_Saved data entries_
····················

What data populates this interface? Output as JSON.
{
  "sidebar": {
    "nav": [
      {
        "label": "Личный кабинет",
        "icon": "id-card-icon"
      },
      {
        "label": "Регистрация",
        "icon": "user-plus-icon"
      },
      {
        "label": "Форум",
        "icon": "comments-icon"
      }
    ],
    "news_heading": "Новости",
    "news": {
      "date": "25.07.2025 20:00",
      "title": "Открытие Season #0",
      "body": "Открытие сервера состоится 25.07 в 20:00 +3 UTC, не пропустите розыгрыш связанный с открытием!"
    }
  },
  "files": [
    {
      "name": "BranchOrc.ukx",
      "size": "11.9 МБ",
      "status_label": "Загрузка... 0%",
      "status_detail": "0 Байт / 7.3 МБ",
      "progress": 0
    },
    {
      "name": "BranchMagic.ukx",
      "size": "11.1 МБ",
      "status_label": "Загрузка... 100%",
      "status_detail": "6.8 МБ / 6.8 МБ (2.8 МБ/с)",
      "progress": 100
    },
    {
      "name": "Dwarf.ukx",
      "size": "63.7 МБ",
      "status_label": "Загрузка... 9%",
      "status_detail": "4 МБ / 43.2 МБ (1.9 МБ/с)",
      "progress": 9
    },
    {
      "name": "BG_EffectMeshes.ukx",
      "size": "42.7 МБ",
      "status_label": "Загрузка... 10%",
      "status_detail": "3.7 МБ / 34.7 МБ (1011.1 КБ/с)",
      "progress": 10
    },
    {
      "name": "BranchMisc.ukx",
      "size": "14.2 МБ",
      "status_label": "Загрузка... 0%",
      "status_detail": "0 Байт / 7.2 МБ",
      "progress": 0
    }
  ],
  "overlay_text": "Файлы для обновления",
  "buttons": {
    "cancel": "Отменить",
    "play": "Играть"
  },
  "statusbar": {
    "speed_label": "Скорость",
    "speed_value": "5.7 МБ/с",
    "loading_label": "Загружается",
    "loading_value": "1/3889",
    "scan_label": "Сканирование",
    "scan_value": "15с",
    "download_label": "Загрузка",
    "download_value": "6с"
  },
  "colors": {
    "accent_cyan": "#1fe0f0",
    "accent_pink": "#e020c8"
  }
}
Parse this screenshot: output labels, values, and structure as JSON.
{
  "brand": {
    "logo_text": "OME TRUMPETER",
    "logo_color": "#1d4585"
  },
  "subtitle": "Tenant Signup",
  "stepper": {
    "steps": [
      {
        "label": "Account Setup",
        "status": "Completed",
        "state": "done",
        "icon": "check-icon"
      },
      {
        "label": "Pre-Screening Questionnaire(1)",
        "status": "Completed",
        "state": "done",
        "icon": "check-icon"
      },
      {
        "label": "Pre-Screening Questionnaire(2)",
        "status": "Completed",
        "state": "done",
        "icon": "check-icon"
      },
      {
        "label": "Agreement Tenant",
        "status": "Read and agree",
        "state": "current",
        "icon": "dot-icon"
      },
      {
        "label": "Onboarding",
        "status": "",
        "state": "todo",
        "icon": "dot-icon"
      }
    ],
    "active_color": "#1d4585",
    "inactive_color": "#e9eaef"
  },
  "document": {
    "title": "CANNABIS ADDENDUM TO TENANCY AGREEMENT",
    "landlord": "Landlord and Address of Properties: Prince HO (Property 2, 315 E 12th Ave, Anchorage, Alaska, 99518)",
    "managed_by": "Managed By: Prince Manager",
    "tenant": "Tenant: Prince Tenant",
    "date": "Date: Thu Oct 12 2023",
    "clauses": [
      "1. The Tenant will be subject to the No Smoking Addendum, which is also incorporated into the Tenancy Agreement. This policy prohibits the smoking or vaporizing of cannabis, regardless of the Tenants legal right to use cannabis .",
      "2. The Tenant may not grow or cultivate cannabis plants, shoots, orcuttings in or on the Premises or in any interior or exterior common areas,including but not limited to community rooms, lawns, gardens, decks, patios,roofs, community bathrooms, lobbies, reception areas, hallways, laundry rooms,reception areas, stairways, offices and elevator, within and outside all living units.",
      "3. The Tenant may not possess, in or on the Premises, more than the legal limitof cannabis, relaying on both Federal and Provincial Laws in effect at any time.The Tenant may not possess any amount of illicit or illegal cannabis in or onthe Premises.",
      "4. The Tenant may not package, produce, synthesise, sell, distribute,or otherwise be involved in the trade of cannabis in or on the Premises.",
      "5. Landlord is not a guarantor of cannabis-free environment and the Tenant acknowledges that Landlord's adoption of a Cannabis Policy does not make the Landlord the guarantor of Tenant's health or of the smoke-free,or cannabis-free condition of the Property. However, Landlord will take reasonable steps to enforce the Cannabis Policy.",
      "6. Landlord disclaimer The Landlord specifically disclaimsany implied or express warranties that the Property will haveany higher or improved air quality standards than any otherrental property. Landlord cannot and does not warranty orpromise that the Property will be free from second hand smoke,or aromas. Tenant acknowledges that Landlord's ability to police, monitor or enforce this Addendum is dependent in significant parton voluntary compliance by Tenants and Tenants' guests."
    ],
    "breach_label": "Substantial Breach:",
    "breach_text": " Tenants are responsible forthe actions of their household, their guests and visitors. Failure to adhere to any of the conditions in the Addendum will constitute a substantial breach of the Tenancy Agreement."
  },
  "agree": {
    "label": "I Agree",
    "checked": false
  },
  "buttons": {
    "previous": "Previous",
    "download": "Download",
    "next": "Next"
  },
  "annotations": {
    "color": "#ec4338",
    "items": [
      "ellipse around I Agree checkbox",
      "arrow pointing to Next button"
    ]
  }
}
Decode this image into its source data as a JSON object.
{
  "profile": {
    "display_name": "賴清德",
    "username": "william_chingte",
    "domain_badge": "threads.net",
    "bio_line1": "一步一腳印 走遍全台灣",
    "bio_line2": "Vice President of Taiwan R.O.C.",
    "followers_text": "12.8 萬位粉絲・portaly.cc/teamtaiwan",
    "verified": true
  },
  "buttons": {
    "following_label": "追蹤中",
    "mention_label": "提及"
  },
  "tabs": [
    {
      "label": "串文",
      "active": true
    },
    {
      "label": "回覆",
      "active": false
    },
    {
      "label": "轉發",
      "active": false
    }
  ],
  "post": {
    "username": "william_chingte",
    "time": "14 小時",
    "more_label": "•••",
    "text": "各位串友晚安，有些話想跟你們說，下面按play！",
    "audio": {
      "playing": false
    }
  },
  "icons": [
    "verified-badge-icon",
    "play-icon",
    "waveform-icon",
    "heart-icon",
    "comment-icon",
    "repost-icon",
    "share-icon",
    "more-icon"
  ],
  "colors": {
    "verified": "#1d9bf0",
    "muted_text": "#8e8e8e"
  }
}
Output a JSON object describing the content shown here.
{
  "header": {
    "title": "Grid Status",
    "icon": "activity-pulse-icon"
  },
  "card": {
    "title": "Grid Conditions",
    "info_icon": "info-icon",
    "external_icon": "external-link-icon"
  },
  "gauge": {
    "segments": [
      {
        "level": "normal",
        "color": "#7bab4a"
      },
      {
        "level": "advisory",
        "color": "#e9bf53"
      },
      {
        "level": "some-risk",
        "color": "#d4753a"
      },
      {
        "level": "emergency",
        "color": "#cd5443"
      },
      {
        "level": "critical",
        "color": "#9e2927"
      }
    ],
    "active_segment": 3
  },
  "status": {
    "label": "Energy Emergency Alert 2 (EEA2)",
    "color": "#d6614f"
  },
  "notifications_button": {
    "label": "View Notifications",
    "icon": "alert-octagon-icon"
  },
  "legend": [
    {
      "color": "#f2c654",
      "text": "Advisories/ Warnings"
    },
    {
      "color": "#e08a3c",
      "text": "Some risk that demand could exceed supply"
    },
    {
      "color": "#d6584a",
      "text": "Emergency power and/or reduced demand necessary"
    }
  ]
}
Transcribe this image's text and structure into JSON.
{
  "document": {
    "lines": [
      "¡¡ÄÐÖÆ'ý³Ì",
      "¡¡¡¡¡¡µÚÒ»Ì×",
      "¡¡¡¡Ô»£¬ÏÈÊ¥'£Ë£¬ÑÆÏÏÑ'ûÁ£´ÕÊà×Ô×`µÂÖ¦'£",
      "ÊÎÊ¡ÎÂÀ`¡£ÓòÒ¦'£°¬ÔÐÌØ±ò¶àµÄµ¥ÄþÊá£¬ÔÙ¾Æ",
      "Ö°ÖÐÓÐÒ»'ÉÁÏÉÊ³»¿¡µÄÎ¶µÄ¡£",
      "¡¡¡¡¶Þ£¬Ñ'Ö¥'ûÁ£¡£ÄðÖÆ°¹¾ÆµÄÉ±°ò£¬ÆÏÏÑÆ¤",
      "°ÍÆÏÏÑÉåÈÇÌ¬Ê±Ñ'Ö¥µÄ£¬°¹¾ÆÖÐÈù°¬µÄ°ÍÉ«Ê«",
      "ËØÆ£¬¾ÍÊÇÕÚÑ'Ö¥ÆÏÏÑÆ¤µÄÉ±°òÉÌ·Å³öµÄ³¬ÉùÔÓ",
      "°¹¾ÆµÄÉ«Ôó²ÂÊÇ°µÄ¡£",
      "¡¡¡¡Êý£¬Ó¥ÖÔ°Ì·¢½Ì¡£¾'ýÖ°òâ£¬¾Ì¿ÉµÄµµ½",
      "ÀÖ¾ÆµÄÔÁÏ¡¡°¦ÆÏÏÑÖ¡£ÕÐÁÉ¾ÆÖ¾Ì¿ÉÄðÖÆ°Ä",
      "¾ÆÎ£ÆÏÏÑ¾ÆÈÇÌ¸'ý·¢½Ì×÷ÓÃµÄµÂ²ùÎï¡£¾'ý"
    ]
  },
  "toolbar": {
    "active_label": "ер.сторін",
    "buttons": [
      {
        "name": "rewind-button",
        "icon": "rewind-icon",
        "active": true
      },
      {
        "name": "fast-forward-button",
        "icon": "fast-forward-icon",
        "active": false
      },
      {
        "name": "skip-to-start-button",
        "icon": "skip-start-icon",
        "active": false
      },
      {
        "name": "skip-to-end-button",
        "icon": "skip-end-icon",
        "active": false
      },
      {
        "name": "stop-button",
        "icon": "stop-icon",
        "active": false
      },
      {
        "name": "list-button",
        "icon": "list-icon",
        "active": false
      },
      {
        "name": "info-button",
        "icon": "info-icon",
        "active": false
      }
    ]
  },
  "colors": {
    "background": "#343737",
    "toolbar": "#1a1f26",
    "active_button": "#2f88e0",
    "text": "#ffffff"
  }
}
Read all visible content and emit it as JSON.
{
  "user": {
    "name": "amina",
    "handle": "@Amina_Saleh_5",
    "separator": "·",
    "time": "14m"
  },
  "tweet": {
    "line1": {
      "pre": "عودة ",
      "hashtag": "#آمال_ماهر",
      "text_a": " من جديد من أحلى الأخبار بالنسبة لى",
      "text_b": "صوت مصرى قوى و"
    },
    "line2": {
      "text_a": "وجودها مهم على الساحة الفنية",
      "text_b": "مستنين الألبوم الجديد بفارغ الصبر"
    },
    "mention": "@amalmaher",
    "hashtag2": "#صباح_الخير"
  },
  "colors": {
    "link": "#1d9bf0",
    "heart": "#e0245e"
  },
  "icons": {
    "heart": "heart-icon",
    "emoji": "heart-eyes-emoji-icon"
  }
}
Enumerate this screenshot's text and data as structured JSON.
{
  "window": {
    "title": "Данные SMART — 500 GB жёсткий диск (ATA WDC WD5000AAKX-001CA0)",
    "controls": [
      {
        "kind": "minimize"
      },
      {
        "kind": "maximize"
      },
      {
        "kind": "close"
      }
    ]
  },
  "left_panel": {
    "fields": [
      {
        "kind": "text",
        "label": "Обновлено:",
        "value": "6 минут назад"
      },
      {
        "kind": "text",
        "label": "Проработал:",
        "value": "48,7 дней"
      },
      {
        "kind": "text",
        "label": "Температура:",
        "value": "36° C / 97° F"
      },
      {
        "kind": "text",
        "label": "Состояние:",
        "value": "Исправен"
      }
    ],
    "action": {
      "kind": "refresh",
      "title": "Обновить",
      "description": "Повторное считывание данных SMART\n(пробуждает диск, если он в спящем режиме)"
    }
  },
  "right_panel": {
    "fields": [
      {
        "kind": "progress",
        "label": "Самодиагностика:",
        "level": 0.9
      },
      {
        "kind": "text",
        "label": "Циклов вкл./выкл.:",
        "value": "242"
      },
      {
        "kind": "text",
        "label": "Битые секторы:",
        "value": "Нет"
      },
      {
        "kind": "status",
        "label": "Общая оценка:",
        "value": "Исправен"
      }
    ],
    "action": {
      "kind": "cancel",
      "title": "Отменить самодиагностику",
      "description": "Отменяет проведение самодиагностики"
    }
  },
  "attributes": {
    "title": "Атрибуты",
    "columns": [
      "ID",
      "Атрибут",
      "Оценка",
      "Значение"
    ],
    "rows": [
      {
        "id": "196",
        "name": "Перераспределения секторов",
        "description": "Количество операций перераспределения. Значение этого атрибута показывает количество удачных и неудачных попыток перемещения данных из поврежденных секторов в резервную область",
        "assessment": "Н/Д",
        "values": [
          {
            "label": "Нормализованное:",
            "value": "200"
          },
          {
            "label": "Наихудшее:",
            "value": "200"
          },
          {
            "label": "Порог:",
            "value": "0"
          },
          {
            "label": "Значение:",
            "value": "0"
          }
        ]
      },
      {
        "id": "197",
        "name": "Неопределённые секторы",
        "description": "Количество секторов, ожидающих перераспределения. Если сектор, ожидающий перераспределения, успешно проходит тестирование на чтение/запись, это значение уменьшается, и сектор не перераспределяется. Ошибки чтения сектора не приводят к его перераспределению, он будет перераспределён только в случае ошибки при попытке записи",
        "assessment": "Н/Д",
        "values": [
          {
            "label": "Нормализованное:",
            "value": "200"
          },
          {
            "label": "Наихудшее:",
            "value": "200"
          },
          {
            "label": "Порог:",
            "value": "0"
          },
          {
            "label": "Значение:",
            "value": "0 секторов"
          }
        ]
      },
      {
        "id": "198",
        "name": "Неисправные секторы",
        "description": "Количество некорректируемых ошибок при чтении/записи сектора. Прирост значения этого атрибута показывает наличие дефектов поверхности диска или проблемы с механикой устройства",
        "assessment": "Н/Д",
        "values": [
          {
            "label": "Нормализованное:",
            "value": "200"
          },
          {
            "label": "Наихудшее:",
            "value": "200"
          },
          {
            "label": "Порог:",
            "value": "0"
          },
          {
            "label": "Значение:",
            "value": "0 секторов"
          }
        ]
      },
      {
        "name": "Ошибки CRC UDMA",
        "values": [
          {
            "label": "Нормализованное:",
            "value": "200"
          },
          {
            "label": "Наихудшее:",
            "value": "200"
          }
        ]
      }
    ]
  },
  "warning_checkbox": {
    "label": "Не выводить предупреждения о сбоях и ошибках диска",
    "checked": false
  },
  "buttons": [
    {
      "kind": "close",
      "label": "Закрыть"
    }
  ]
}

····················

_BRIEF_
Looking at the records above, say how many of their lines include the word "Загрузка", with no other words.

_OUTPUT BELOW_
6